→ Problem: Check every line of the entries for "icon", and copy the lines that hold it.

→ Exercise data:
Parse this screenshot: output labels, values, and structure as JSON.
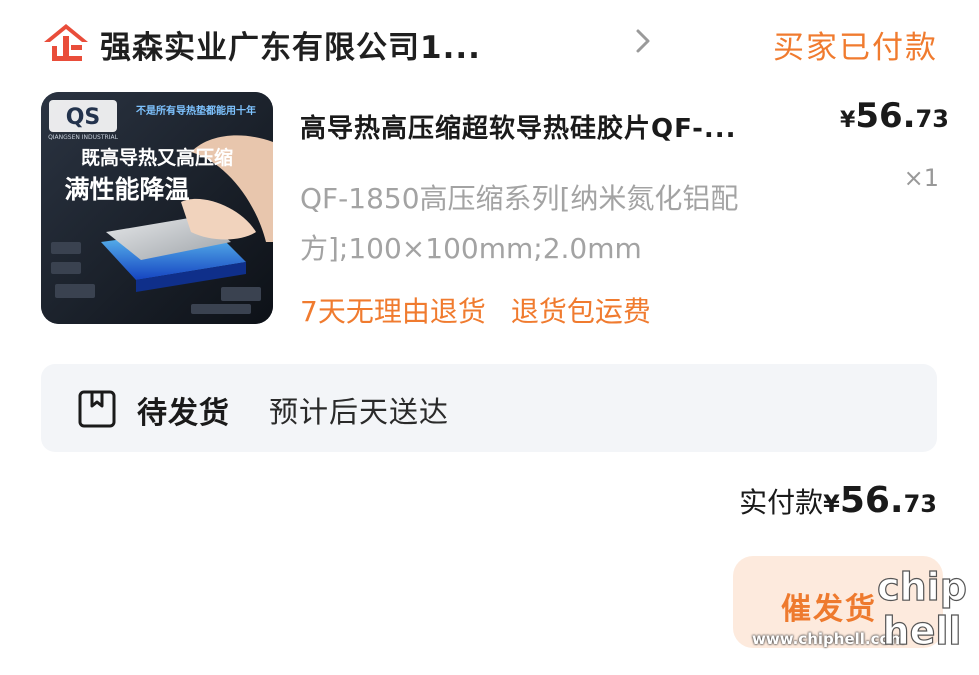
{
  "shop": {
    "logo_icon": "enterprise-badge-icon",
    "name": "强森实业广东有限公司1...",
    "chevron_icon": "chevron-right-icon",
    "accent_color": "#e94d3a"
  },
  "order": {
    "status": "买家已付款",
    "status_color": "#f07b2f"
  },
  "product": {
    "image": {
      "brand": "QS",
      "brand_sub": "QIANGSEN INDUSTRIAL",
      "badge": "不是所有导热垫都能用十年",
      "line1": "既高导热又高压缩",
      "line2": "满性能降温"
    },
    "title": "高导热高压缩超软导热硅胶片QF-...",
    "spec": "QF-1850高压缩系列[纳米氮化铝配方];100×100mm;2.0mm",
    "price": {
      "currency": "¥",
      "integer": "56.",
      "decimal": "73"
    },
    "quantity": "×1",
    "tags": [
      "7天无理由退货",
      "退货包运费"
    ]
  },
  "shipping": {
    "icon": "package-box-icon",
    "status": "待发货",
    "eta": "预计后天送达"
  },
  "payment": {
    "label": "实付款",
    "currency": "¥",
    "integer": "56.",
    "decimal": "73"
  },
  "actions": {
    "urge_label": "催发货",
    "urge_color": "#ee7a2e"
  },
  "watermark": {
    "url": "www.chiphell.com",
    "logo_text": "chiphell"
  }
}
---
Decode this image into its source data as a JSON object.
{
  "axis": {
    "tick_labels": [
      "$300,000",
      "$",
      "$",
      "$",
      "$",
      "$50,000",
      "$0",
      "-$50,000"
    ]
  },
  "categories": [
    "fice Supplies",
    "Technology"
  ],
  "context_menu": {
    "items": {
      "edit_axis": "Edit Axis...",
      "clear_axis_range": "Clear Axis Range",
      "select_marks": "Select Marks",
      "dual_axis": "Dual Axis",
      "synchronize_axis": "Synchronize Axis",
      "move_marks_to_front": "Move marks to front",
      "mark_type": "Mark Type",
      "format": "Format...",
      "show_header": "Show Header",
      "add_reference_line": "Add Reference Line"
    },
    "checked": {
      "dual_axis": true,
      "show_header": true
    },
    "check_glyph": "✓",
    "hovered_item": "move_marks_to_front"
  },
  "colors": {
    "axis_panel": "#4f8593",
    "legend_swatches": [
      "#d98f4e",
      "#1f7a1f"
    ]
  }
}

→ Reply to the exercise:
    "logo_icon": "enterprise-badge-icon",
    "chevron_icon": "chevron-right-icon",
    "icon": "package-box-icon",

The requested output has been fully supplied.